(Assigned task): When a line of the entries contains "label", please list that line.

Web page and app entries
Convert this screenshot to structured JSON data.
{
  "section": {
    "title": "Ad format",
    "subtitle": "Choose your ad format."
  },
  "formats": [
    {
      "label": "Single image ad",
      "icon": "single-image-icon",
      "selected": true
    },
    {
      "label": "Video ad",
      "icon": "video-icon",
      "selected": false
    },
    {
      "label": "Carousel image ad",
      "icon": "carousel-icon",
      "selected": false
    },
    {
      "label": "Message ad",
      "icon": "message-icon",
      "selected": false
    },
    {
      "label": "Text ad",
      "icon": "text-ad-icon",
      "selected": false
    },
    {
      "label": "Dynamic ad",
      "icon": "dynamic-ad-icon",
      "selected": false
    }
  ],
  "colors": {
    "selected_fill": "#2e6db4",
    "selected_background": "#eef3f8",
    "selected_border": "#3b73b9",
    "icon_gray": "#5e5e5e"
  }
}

(Answer below):
      "label": "Single image ad",
      "label": "Video ad",
      "label": "Carousel image ad",
      "label": "Message ad",
      "label": "Text ad",
      "label": "Dynamic ad",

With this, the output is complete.